The storm began brewing millennia ago, when dwarf galaxies and star clusters collided with the Milky Way, which promptly tore them apart.
This created the orbiting stars that circle the galactic centre, and a number of stellar streams – highly charged particles rocketing through space with a "significant dark matter component".
One of these particle streams, S1, is on a collision path with our sun.
The barrage of the mysterious particles is not expected to cause any disruption, and will pass by and through the Earth.
For scientists however, it represents the best change for scientist to learn more about the elusive dark matter that makes up some 85 per cent of the universe.
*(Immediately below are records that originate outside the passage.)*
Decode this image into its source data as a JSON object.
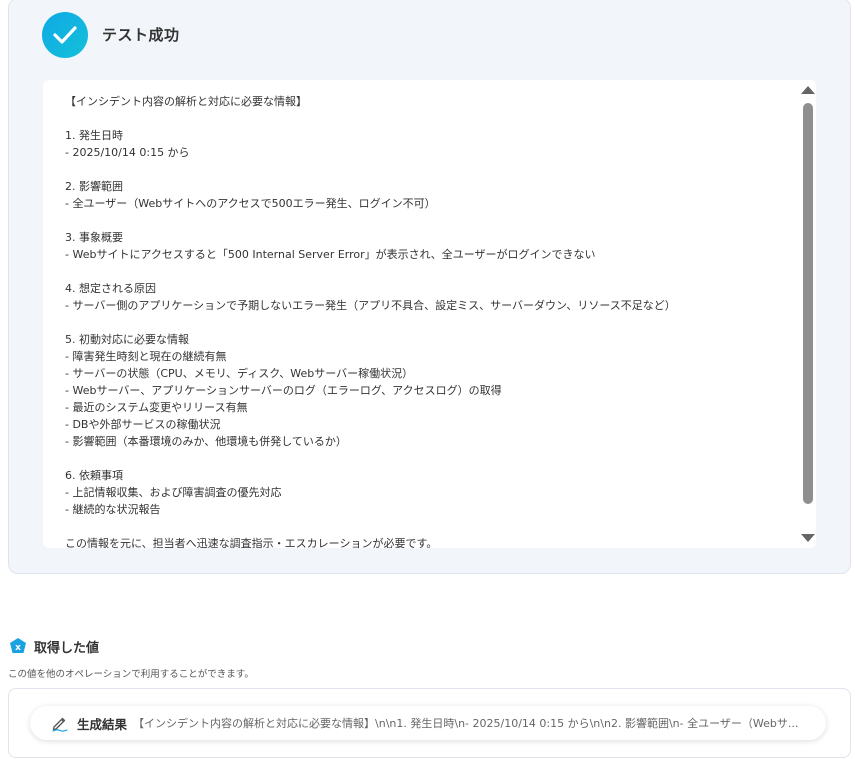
{
  "test_result": {
    "title": "テスト成功",
    "icon": "check-icon",
    "accent_color": "#11b4e0",
    "output_text": "【インシデント内容の解析と対応に必要な情報】\n\n1. 発生日時\n- 2025/10/14 0:15 から\n\n2. 影響範囲\n- 全ユーザー（Webサイトへのアクセスで500エラー発生、ログイン不可）\n\n3. 事象概要\n- Webサイトにアクセスすると「500 Internal Server Error」が表示され、全ユーザーがログインできない\n\n4. 想定される原因\n- サーバー側のアプリケーションで予期しないエラー発生（アプリ不具合、設定ミス、サーバーダウン、リソース不足など）\n\n5. 初動対応に必要な情報\n- 障害発生時刻と現在の継続有無\n- サーバーの状態（CPU、メモリ、ディスク、Webサーバー稼働状況）\n- Webサーバー、アプリケーションサーバーのログ（エラーログ、アクセスログ）の取得\n- 最近のシステム変更やリリース有無\n- DBや外部サービスの稼働状況\n- 影響範囲（本番環境のみか、他環境も併発しているか）\n\n6. 依頼事項\n- 上記情報収集、および障害調査の優先対応\n- 継続的な状況報告\n\nこの情報を元に、担当者へ迅速な調査指示・エスカレーションが必要です。"
  },
  "acquired": {
    "title": "取得した値",
    "description": "この値を他のオペレーションで利用することができます。",
    "icon": "variable-x-icon",
    "items": [
      {
        "label": "生成結果",
        "icon": "pen-icon",
        "value": "【インシデント内容の解析と対応に必要な情報】\\n\\n1. 発生日時\\n- 2025/10/14 0:15 から\\n\\n2. 影響範囲\\n- 全ユーザー（Webサ..."
      }
    ]
  }
}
Cnet reported that as our solar system speeds through the Milky Way’s spiral arm, it flies through dark matter at around 143 miles per second.
A recent study from the University of Zaragoza, suggests that dark matter present in the stream may be travelling at double that speed -around 310 miles per second.
Believe it or not, that makes it easier to detect.
As the S1 stellar stream travels passes us it should be picked up by detectors spread across the globe.
If we’re lucky, these may detect a hypothetical particle known as an axion, which is believed to be a component of dark matter.
As dark matter is theorized to make up around 85 percent of the matter in the universe, detection of the particle that make it up would fundamentally change how we look at the universe.
Source: Read Full Article